— YOUR INSTRUCTIONS —
Within the data below, copy each line where the string "JSON" is found.

— EXERCISE MATERIALS —
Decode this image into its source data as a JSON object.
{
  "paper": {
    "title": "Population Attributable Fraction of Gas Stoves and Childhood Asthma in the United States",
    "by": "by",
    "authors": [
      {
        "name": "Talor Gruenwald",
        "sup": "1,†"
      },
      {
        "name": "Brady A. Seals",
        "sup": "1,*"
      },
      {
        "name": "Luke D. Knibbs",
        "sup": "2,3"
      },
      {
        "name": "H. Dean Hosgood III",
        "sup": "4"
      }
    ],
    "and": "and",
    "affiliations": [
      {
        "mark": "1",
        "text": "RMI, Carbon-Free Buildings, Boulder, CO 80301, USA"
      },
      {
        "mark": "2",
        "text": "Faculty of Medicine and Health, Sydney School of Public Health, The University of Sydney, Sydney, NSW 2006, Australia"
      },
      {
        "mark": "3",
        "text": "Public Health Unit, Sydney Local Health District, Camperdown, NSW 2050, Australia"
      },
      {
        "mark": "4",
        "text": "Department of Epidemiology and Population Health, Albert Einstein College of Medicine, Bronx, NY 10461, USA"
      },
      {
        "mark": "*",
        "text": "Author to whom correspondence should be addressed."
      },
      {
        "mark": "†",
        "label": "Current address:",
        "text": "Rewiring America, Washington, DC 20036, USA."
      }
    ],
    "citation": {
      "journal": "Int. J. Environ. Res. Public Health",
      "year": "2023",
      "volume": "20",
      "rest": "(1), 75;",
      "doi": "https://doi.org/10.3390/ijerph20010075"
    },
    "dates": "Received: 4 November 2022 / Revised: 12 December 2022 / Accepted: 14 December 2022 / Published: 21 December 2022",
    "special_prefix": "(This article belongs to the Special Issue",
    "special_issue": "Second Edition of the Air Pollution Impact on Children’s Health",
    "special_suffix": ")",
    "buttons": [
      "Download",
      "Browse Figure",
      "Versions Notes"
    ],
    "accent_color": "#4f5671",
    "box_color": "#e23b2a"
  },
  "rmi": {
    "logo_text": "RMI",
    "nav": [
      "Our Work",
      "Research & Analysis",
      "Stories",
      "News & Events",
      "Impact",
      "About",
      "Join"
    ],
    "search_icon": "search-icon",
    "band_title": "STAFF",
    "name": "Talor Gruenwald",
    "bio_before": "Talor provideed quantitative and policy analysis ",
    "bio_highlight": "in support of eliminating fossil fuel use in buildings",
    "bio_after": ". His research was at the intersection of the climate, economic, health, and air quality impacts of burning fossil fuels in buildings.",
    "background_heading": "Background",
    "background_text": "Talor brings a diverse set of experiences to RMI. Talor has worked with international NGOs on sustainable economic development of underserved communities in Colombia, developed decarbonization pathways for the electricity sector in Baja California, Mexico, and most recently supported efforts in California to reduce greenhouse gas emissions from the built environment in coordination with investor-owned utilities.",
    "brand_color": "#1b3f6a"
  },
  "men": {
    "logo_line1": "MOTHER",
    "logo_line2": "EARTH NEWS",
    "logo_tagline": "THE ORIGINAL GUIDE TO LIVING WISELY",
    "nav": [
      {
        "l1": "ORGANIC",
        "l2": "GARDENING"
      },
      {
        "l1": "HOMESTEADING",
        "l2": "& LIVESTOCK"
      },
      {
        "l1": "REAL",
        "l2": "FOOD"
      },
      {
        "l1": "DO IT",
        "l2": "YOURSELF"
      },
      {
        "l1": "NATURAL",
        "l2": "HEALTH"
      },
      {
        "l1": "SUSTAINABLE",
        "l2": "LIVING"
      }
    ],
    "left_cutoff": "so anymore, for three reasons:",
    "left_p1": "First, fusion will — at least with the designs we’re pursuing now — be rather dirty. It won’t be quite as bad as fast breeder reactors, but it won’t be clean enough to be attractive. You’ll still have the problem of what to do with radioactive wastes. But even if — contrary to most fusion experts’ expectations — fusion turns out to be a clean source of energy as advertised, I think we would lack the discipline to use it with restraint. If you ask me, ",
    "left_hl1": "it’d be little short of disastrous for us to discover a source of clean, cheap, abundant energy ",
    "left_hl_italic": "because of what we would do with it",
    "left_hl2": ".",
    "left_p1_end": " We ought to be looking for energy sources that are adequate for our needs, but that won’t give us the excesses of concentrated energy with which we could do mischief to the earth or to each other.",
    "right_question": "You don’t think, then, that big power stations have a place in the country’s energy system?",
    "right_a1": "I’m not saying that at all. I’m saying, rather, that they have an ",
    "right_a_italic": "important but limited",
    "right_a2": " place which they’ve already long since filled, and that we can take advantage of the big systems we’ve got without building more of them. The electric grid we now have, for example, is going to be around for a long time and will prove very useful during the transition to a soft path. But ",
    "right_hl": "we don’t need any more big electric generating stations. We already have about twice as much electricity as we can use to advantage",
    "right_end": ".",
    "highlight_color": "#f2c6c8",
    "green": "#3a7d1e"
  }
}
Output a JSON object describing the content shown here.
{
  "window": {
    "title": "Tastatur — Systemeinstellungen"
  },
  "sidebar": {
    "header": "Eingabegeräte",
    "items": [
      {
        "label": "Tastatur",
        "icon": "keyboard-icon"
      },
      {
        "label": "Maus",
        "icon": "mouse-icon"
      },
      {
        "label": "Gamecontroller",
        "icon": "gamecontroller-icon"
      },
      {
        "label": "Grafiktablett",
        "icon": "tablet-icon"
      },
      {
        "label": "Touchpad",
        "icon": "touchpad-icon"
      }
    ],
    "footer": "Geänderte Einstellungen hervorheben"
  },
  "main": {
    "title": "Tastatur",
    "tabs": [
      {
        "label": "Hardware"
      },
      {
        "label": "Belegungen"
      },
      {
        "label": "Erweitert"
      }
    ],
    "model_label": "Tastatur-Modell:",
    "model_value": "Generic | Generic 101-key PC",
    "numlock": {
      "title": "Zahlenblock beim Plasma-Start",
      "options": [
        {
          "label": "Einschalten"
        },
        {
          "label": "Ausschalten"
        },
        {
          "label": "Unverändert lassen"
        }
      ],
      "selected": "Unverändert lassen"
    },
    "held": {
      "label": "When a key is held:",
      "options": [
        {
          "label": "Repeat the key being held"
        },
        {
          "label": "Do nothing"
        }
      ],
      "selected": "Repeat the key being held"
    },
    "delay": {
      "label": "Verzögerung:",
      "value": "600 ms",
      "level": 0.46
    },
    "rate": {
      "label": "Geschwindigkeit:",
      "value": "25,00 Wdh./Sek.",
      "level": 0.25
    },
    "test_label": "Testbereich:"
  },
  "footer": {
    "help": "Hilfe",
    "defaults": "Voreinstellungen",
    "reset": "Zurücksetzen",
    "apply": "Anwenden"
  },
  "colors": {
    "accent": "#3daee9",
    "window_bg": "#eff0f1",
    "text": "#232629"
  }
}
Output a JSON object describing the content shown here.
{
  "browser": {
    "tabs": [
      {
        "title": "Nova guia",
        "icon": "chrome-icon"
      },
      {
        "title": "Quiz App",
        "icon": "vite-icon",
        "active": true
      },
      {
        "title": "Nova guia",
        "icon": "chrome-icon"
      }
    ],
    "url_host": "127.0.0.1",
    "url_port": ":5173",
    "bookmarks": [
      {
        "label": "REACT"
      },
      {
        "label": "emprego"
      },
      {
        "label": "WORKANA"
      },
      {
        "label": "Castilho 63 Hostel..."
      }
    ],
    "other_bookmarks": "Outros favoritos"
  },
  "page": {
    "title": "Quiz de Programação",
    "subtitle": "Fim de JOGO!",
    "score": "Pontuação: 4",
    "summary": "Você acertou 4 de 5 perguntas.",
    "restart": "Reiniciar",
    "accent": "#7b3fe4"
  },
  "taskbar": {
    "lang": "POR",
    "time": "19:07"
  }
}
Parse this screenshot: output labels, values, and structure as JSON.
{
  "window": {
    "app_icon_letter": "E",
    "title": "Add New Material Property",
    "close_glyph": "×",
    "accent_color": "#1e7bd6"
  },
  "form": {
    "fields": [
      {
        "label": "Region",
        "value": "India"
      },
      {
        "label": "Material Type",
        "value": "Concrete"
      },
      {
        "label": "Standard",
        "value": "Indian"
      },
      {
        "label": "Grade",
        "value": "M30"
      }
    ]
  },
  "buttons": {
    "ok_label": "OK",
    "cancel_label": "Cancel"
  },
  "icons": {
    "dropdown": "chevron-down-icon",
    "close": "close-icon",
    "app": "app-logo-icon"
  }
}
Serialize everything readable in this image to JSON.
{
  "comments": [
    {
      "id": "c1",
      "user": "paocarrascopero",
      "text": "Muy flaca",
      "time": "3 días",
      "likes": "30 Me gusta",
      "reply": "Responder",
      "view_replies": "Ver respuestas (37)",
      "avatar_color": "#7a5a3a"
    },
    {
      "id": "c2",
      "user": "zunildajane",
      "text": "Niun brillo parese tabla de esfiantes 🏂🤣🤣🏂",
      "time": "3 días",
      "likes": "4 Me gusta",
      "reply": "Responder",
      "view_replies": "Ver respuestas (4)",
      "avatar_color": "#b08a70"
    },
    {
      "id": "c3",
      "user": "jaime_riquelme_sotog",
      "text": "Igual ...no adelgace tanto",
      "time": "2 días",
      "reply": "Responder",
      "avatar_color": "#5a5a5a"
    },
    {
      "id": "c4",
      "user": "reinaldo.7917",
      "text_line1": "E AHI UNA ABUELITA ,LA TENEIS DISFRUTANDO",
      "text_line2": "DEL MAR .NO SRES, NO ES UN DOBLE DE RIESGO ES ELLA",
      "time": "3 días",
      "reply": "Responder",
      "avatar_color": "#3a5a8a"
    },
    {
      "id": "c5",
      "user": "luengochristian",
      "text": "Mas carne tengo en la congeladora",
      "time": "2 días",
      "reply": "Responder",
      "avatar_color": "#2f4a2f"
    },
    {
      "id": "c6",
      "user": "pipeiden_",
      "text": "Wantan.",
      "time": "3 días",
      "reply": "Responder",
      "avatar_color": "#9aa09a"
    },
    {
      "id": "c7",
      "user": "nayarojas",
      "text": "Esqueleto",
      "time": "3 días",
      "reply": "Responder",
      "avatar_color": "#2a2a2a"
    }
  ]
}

— EXPECTED ANSWER —
Decode this image into its source data as a JSON object.
Output a JSON object describing the content shown here.
Output a JSON object describing the content shown here.
Parse this screenshot: output labels, values, and structure as JSON.
Serialize everything readable in this image to JSON.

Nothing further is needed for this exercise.